An image of living cells every
13 seconds - that's possible with
a new technology; © SXC
Researchers in the laboratory modified an existing, extremely sensitive technique known as high-speed atomic force microscopy (AFM) to allow them to image the bacteria in real time. Their method, according to them, represents the first way to study living cells using high-resolution images recorded in rapid succession.
Using this type of high-speed AFM could allow scientists to study how cells respond to other drugs and to viral infection, says Angela Belcher, Professor of Materials Science and Engineering and Biological Engineering. The new work could also help researchers understand how some bacteria can become resistant to AMPs (none of which have been approved as drugs yet).
Atomic force microscopy, invented in 1986, is widely used to image nanoscale materials. Its resolution is similar to that of electron microscopy, but unlike electron microscopy, it does not require a vacuum and thus can be used with living samples. However, traditional AFM requires several minutes to produce one image, so it cannot record a sequence of rapidly occurring events.
In recent years, scientists have developed high-speed AFM techniques, but haven't optimized them for living cells. That's what the research team set out to do.

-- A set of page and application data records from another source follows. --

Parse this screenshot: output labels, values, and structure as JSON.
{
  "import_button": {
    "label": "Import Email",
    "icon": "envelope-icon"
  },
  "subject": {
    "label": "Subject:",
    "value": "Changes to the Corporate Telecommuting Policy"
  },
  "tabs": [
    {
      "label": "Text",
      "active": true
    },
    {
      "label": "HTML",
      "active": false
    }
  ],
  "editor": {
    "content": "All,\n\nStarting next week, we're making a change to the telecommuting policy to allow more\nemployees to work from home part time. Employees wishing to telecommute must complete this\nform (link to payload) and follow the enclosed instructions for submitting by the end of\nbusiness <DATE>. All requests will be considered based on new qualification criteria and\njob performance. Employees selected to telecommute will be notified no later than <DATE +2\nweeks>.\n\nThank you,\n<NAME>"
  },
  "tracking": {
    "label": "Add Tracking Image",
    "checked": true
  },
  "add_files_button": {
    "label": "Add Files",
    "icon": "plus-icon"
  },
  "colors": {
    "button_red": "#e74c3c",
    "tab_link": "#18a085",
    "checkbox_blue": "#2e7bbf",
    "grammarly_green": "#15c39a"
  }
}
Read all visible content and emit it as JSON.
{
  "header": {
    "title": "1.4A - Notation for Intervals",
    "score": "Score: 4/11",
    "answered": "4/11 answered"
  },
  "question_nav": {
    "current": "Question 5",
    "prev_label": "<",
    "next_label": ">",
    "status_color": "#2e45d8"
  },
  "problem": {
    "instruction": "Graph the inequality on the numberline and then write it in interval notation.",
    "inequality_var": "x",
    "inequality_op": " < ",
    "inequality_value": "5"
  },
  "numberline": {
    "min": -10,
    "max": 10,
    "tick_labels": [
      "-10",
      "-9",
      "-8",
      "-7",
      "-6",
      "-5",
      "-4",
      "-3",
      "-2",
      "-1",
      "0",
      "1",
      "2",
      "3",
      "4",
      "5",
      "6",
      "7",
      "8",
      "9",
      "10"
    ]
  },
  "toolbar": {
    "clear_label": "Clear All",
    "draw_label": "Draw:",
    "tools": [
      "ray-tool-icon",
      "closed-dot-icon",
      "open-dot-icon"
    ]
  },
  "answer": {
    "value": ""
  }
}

How they did it: Atomic force microscopy makes use of a cantilever equipped with a probe tip that "feels" the surface of a sample. Forces between the tip and the sample can be measured as the probe moves across the sample, revealing the shape of the surface. The team used a cantilever about 1,000 times smaller than those normally used for AFM, which enabled them to increase the imaging speed without harming the bacteria.
With the new setup, the team was able to take images every 13 seconds over a period of several minutes. They found that AMP-induced cell death appears to be a two-step process: a short incubation period followed by a rapid "execution." They were surprised to see that the onset of the incubation period varied from 13 to 80 seconds, even though the cells were genetically identical and were exposed to the peptide at the same time.
COMPAMED.de; Source: Massachusetts Institute of Technology